Design: A retrospective analysis of patients treated at the Departments of Endocrinology and Neurosurgery, Auckland Hospital, New Zealand.
Patients: One hundred and fifty-one patients (63 females and 88 males) with acromegaly or gigantism treated between the years 1964 and 1989. The mean duration of follow-up was 12 years (median 11 years).
Measurements: Patients had their age, estimated duration of symptoms preceding diagnosis, serum GH at diagnosis, presence of diabetes mellitus, cardiovascular disease, hypertension and/or osteoarthritis at diagnosis and the last known serum GH documented. The final outcome at the time of study was graded under three classes: dead (n = 32), those with major complications (n = 47) and those with minor/no complications (n = 67).
Results: The mean age at diagnosis of acromegaly was 41 years and the average estimated duration of symptoms prior to diagnosis was 7 years, with older patients showing longer duration of symptoms preceding diagnosis (P = 0.0002). Final outcome (dead, alive with major complications, alive and well) was significantly worse in those with older age at diagnosis (P = 0.008), longer duration of symptoms before diagnosis (P = 0.03) and higher GH at last follow-up (P = 0.0001). In multivariate analysis, survival was significantly influenced by the last known GH (P = 0.0001), presence of hypertension (P = 0.02) or cardiac disease (P = 0.03) at diagnosis, and duration of symptoms prior to diagnosis (P = 0.04). Survival in the acromegalic group, irrespective of treatment, was reduced by an average of 10 years compared with the non-acromegalic population.
Conclusions: Acromegaly has a significant adverse effect on well-being and survival.
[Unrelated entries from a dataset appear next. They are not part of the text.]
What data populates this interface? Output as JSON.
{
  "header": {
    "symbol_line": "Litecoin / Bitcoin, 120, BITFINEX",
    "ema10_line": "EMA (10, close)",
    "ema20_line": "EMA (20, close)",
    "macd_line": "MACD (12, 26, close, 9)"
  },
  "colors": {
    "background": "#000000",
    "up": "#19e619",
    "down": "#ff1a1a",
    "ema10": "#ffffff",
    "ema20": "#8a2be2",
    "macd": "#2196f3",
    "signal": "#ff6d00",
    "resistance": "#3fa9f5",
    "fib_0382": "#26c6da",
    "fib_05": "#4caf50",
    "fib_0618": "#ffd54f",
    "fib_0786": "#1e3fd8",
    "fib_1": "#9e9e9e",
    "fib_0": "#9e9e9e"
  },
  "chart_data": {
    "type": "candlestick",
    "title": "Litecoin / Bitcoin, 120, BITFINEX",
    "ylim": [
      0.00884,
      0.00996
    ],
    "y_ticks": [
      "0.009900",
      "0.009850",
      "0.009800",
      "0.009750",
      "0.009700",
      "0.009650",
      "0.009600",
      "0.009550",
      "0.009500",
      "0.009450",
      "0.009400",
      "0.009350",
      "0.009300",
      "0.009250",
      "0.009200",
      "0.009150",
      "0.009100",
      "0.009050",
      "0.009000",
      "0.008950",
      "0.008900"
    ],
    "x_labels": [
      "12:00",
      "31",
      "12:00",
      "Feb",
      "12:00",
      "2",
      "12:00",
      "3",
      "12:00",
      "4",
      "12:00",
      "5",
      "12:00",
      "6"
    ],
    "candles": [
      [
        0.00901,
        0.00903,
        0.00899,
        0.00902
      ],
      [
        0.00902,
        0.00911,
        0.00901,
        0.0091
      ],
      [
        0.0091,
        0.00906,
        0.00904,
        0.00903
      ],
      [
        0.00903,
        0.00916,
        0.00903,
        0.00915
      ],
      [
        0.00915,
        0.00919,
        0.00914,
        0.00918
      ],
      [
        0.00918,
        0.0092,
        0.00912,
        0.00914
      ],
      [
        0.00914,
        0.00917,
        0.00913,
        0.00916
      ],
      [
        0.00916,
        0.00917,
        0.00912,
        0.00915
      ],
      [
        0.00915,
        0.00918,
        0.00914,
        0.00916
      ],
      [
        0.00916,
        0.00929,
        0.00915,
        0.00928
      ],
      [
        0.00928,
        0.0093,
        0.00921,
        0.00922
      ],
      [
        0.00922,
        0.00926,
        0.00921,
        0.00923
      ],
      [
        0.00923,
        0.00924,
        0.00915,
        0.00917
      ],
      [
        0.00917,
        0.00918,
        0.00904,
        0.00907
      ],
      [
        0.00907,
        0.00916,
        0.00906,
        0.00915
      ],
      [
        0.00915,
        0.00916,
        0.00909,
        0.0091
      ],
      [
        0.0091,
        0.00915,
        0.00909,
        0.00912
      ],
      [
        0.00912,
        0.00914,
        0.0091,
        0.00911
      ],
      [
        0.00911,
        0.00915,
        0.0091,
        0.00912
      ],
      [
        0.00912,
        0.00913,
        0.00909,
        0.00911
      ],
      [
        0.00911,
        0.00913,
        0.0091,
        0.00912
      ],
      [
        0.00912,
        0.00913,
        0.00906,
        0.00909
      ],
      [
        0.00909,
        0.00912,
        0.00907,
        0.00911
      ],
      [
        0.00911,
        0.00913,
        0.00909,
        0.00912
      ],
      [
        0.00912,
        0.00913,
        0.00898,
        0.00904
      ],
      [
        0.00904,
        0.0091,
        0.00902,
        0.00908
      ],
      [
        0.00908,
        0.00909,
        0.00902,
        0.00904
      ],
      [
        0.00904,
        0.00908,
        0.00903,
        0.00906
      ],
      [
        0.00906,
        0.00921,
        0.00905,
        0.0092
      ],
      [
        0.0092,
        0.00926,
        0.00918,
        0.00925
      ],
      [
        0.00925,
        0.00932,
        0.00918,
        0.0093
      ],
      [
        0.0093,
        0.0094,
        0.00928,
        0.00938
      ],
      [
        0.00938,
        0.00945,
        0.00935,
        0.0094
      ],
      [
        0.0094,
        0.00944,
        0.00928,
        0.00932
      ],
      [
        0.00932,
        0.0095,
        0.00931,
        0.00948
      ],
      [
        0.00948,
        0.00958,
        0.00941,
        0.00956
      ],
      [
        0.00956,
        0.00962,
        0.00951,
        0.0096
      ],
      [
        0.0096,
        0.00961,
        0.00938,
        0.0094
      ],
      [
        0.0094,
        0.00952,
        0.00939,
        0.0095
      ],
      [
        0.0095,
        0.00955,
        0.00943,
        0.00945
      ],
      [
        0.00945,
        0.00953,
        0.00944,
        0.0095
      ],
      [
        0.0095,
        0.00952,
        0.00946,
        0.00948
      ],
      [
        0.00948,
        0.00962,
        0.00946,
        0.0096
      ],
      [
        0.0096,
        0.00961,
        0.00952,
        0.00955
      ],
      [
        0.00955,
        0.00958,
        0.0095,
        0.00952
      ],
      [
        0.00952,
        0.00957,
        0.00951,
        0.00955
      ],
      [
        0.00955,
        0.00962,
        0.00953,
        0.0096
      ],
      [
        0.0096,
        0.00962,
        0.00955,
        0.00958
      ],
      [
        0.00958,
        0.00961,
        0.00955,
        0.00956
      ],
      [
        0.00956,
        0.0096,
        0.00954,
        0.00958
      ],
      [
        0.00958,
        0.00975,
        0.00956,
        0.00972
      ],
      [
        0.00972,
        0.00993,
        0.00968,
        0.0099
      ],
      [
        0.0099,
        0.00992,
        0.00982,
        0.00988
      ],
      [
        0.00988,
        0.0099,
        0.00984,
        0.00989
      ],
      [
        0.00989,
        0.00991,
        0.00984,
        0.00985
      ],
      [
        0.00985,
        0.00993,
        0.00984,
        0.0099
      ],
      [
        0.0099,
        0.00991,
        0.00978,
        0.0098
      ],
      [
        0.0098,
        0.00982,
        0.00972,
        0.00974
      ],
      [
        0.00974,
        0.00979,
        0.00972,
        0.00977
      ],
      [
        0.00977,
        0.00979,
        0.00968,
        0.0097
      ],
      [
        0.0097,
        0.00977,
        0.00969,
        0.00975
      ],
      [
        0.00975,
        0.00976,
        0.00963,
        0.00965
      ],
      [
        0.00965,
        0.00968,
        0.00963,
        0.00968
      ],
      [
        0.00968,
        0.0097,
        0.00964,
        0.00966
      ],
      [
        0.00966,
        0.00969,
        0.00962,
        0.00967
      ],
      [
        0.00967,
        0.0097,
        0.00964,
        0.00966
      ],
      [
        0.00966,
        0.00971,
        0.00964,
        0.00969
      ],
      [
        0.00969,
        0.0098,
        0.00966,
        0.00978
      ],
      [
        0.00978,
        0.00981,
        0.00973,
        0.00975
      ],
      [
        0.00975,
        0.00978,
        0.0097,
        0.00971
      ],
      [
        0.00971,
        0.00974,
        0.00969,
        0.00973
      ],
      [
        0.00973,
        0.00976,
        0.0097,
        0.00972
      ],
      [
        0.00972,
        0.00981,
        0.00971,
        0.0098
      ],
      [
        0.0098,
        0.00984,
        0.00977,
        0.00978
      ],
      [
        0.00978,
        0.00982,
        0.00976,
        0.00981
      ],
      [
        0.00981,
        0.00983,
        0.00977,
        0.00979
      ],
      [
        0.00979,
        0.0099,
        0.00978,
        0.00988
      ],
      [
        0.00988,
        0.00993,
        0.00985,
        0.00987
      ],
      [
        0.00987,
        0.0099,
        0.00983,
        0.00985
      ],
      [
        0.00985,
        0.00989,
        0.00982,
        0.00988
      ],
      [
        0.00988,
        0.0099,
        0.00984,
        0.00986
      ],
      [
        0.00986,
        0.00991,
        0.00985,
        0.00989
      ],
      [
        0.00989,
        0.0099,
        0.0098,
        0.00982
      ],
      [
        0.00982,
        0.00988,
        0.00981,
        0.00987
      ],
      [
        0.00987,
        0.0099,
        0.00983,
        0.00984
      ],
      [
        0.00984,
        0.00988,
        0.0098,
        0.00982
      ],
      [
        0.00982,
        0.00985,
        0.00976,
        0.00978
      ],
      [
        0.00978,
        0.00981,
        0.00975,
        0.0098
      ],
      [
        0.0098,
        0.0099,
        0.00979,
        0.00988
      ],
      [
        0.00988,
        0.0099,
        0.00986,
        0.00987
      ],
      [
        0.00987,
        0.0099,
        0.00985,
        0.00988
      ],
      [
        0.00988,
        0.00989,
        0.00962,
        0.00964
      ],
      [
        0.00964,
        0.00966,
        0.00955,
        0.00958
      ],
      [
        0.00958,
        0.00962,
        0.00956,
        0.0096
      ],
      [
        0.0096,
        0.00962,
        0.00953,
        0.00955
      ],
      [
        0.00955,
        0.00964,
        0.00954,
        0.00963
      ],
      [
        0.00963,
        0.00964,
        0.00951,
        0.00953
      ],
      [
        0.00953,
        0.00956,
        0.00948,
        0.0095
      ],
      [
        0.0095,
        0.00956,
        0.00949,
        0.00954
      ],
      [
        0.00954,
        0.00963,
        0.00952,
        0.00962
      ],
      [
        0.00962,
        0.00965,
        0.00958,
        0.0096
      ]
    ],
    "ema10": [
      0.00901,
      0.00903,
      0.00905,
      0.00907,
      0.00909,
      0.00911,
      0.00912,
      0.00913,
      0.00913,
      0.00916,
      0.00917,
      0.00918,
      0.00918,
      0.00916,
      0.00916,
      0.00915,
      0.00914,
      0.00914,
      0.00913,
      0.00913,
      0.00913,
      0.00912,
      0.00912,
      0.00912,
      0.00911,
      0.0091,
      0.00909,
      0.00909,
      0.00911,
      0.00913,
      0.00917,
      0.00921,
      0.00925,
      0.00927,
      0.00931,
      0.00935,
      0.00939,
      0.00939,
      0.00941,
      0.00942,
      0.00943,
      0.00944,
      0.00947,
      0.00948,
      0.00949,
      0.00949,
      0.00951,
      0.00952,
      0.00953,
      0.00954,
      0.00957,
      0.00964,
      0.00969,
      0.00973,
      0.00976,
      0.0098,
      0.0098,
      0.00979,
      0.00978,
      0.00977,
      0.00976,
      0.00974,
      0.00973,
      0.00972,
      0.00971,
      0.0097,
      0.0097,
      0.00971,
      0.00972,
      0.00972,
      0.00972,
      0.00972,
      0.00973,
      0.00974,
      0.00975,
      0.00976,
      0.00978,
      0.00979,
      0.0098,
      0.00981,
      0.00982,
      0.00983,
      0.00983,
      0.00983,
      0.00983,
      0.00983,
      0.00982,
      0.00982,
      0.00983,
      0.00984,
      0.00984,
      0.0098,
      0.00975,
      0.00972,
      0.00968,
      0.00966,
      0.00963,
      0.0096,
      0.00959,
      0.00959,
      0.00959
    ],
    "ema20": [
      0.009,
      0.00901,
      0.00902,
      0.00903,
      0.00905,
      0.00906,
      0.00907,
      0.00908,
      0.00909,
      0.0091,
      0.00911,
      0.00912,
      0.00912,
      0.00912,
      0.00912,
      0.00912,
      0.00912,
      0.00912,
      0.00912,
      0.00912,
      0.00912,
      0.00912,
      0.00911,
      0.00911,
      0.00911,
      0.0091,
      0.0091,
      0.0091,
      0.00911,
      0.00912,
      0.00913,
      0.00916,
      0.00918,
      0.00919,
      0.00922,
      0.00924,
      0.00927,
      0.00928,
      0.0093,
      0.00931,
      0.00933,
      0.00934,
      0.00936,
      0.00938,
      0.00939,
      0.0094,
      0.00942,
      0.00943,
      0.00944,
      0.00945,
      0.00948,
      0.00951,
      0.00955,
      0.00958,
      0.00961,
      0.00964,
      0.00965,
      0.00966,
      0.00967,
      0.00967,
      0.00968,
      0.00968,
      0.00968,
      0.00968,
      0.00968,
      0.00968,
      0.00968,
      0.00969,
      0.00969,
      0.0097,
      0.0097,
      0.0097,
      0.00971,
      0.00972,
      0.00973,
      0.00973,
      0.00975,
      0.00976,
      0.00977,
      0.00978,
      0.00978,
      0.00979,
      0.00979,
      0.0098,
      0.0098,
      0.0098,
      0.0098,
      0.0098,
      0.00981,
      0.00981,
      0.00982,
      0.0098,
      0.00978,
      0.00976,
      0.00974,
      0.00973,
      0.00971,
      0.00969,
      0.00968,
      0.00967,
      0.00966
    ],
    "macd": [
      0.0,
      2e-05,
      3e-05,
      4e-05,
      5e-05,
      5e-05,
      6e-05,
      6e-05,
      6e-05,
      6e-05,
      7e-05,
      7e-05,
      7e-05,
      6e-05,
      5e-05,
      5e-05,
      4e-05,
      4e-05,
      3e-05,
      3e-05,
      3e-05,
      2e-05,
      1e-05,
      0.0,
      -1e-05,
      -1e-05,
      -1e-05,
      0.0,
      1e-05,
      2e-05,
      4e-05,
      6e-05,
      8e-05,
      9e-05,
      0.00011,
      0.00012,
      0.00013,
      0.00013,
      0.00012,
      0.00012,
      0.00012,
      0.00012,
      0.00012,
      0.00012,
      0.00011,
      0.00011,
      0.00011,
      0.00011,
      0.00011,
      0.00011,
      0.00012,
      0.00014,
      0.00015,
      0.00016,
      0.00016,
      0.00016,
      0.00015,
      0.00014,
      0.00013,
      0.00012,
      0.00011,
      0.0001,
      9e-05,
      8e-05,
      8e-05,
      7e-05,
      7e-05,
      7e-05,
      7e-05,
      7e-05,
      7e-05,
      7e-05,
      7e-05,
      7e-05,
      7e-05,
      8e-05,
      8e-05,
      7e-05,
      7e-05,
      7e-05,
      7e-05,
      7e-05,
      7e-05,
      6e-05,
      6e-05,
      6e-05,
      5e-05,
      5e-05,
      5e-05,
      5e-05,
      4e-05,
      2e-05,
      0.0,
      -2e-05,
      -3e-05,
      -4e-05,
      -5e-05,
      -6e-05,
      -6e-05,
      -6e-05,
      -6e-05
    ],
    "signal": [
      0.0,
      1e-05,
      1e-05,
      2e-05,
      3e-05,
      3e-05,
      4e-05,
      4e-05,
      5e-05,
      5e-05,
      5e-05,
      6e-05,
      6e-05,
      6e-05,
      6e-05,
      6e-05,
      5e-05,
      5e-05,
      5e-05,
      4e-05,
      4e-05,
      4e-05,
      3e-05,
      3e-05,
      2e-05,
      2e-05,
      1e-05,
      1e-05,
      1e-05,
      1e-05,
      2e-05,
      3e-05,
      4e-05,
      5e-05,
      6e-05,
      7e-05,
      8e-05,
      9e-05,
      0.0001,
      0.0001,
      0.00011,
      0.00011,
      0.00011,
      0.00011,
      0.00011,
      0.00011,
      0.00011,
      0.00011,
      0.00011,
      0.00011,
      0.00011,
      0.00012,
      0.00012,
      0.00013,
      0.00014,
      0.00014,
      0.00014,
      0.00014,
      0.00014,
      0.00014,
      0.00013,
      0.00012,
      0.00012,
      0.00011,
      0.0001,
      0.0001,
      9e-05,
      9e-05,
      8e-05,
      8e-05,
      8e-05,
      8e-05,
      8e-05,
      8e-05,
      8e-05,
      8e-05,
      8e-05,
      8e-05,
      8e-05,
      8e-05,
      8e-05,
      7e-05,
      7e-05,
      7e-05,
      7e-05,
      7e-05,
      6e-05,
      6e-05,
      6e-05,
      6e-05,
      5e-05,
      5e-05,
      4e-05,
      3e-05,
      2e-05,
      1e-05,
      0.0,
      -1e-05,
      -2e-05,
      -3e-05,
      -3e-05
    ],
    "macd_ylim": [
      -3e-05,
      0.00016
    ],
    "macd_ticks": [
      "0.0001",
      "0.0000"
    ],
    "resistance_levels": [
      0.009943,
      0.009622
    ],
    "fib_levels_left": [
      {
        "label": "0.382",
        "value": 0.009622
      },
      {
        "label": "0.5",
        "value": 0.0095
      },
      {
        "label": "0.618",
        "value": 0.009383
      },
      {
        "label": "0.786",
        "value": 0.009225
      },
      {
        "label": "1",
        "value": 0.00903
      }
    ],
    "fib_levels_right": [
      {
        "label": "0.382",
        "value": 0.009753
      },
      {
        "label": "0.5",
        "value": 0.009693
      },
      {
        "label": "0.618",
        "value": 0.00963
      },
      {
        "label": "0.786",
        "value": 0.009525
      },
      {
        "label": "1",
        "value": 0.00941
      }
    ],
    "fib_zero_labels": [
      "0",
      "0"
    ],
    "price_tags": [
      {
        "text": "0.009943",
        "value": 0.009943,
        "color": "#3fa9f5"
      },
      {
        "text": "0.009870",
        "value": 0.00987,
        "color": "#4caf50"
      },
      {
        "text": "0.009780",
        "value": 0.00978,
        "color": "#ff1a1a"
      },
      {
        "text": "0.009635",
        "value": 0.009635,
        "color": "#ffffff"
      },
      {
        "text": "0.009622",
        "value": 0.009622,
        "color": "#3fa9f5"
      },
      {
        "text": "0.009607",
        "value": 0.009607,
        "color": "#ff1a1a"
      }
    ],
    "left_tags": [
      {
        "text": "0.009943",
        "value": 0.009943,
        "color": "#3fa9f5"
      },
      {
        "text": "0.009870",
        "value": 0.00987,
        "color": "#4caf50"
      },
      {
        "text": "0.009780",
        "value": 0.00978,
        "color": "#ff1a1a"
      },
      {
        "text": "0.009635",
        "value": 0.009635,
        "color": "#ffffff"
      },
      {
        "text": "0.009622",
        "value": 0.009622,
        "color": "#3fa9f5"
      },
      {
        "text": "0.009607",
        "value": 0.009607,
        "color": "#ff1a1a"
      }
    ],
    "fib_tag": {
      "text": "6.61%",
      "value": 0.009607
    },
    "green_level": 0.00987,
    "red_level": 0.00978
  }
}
The predominant determinant of outcome is the final serum GH level following treatment.